Tony 08/28/2019
Sneaky VOCs: Common Sources of Volatile Organic Compounds in Your Home
Consumers are becoming more careful about what they put in their bodies and what causes they support through their purchases. But you might not realize that the products you rely on every day might not be as safe as you imagine. VOCs, or volatile organic compounds, can be found in countless products. When these liquids or solids are used or stored, the gaseous VOC chemicals are released into the air. And when that happens, you’ll be putting your entire family’s health at risk.

You probably think of your home as your safe haven, but research shows that staying inside could be hazardous to your health. According to the U.S. Environmental Protection Agency, the concentrations of many VOCs are consistently higher indoors (up to ten times higher) than outdoors, with studies revealing VOC levels of two to five times higher inside than outside. That means that, despite the pollution and allergens that might exist outdoors, your family would theoretically be healthier spending more time outside than in the comfort of your own home. That’s especially true when you’ve recently used a product that contains VOCs. Certain activities, like paint stripping, can raise VOC levels to up to 1,000 that of background outdoor levels both during and for several hours after the activity has been completed.

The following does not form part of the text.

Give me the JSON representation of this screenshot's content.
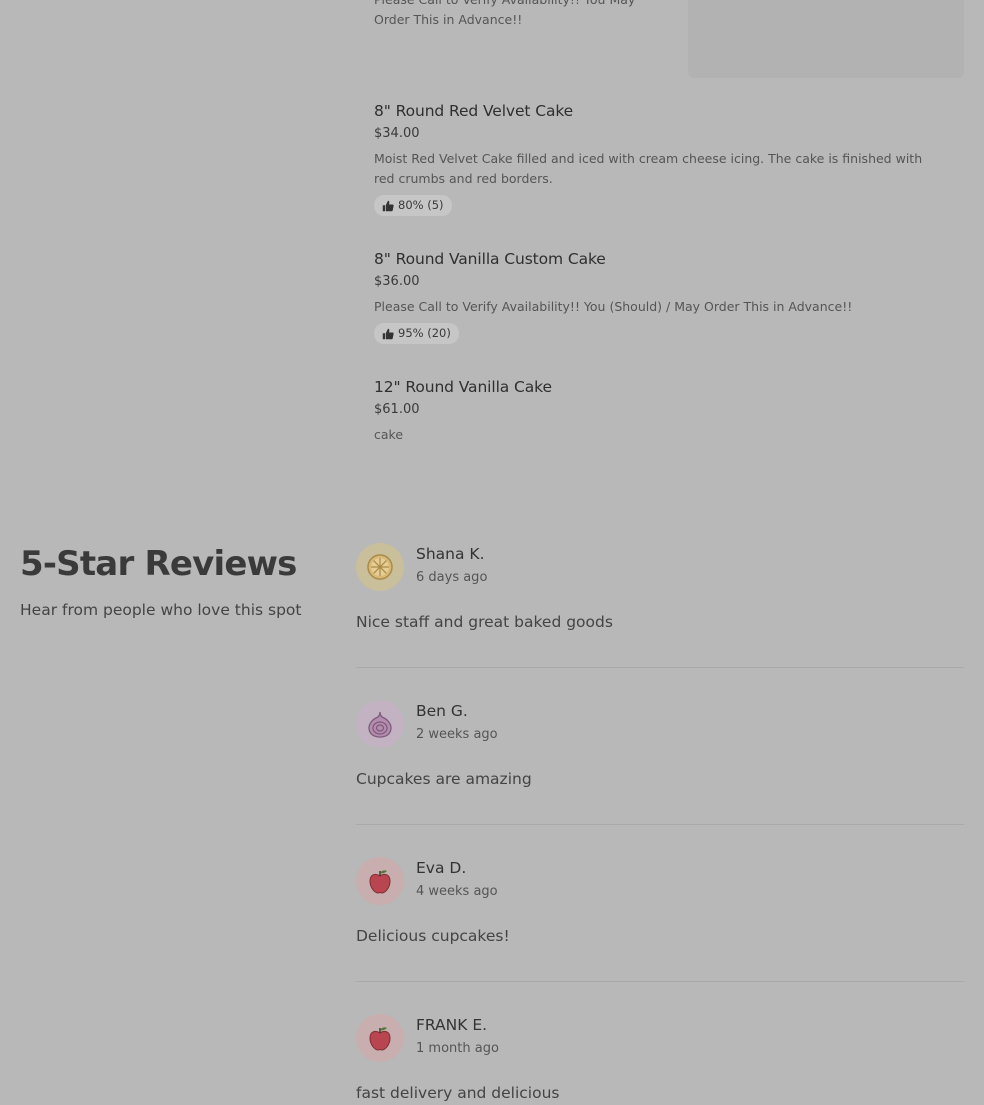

It’s extremely difficult to protect yourself against these VOCs once they’re released. What’s more, the health consequences can be quite staggering. The U.S. National Library of Medicine notes that individuals can be exposed to VOCs through inhalation or through skin contact. While short-term exposure can cause headaches, dizziness, eye irritation, and memory issues, long-term VOC exposure can also cause nausea, fatigue, and loss of coordination, as well as cancer and damage to the kidneys, liver, and central nervous system. In other words, you’ll want to do everything possible to minimize your risk of exposure.

The best way to do that? Keep products with VOCs out of your home altogether. By utilizing non-VOC alternatives, you can drastically decrease your chances of exposure without sacrificing on product quality. Plus, you’ll also help the environment by cutting down on harmful VOC emissions.

It’s important to educate yourself on the products that are most likely to emit these chemicals. Paint is one of the most common sources of VOCs. Since most homes need to be painted every seven to 10 years, that equates to a lot of potential VOC exposure for your family. When choosing a paint for the interior or the exterior of your home, make certain that it’s a non-VOC product. Other common sources of VOCs include cleaning agents and disinfectants, air fresheners, beauty products, pesticides, adhesives, cigarettes, wood preservatives, building materials (including carpet and vinyl flooring), copiers and printers, upholstery, fuel, and much more. You’ll want to familiarize yourself with the names of common VOCs and swap out any products that don’t meet your standards.

The scary truth is that you may not always recognize the dangers lurking in your own home. Now that you know the common culprits of VOC exposure, you can take steps to make your family a lot healthier in the long run.